But, while that was my hope, it was hardly my expectation. My real surprise on the night was how genuinely shocked my friends were. Shocked and horrified, and blindsided. This is what happens when you live in a bubble.

Others lived in a bubble where the UN was going to take over Australia, where the Voice would lead to the mandatory redistribution of land, or where COVID was created to control and monitor the population (newsflash tinfoil mannequins: we already have social media for that). It’s easy to be frustrated and alarmed by the blatant misinformation, by the ‘If you don’t know, vote no’ drivel that courts wilful ignorance and wretched laziness – Ray Martin was spot on about that – and, perhaps most frighteningly, by the active participation of the same bad operators who pull the big saggy string on Donnie Trump’s back.

It’s all terrible.

Nevertheless, putting the particulars of the referendum debate to one side, the stats and their meaning are clear. It was the well-heeled suburbs around the country that supported the Voice and, in the main, the less comfortable suburbs that accepted the conspiracy theories, chose not to engage at all, or lashed out in bitterness and anger.

That’s the takeaway for white Australia – it wasn’t the Voice itself that was dividing the country, it was our own pre-existing, scarcely acknowledged division. It’s time we talked about class.

We need to stop pretending we’re a classless society and be honest about the failure of trickledown economics, the failure of our elected leaders… the failure of representative democracy itself… to confront the income gap. Right now, we’re struggling to recognise, in any meaningful or pragmatic way, that the gap exists. We’re still being weird about it.

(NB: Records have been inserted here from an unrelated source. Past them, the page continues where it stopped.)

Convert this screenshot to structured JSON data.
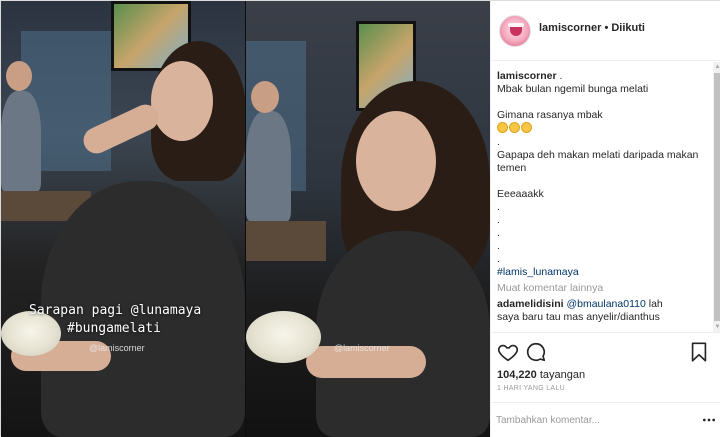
{
  "header": {
    "username": "lamiscorner",
    "separator": "•",
    "follow_status": "Diikuti"
  },
  "caption": {
    "username": "lamiscorner",
    "first_line_suffix": " .",
    "lines": [
      "Mbak bulan ngemil bunga melati",
      "",
      "Gimana rasanya mbak",
      "",
      ".",
      "Gapapa deh makan melati daripada makan",
      "temen",
      "",
      "Eeeaaakk",
      ".",
      ".",
      ".",
      ".",
      "."
    ],
    "hashtag": "#lamis_lunamaya"
  },
  "load_more": "Muat komentar lainnya",
  "comment": {
    "username": "adamelidisini",
    "mention": "@bmaulana0110",
    "text_1": " lah",
    "text_2": "saya baru tau mas anyelir/dianthus"
  },
  "media": {
    "overlay_line1": "Sarapan pagi @lunamaya",
    "overlay_line2": "#bungamelati",
    "watermark": "@lamiscorner"
  },
  "stats": {
    "views_count": "104,220",
    "views_label": "tayangan",
    "date": "1 HARI YANG LALU"
  },
  "add_comment": {
    "placeholder": "Tambahkan komentar..."
  },
  "icons": [
    "heart-icon",
    "comment-icon",
    "bookmark-icon",
    "more-options-icon"
  ],
  "colors": {
    "link": "#003569",
    "muted": "#999999",
    "text": "#262626"
  }
}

A friend recently told me that if lobsters or crabs are kept in a bucket, in some horrible restaurant, and one is lucky enough to climb halfway out, the others will pull them back innobody is allowed to rise above the collective horror show. Apparently it’s a cliché that everyone else already knew, but this image of counterproductive communal despair has stayed with me. When the class divide is this strong, and yet unseen, people will pull others down into desolation. I think that’s what this country is doing to itself, and why we have an empathy deficit.

Class doesn’t tell the whole story – and acknowledging this class division certainly doesn’t lessen the pain and rejection felt by those who give everything to important social causes – but, if we’re honest, if we accept the evidence, class is the clearest indicator of what’s making these bubbles so completely out of touch with each other. Brexit has shown us what happens when class differences are exploited. MAGA has shown us what happens when class differences are weaponised.

The only slim silver lining is that this doesn’t bode well for the evil potato. Peter Dutton hasn’t made any ground against the Teal Independents, and he is going to have to pivot if he wants to appeal to his upper-class North Shore base. Perhaps he might manage to pivot to something semi-clever next time, instead of more cheap lies and stale slogans.

On the other hand, if we want the big ideas to succeed, if we want our civilisation to unite and civil behaviour to progress…if want these bubbles to finally burst and splatter, we have to start framing our debates in class terms.

Reality doesn’t change just because the discussion makes us feel socially awkward.

Dr Alex Vickery-Howe is an award-winning screenwriter, playwright, social commentator, rambling podcaster and emerging novelist. His work spans political satire, environmental polemic, dark comedy and fantasy fiction. He holds a PhD from Flinders University, where he is a senior lecturer in creative writing.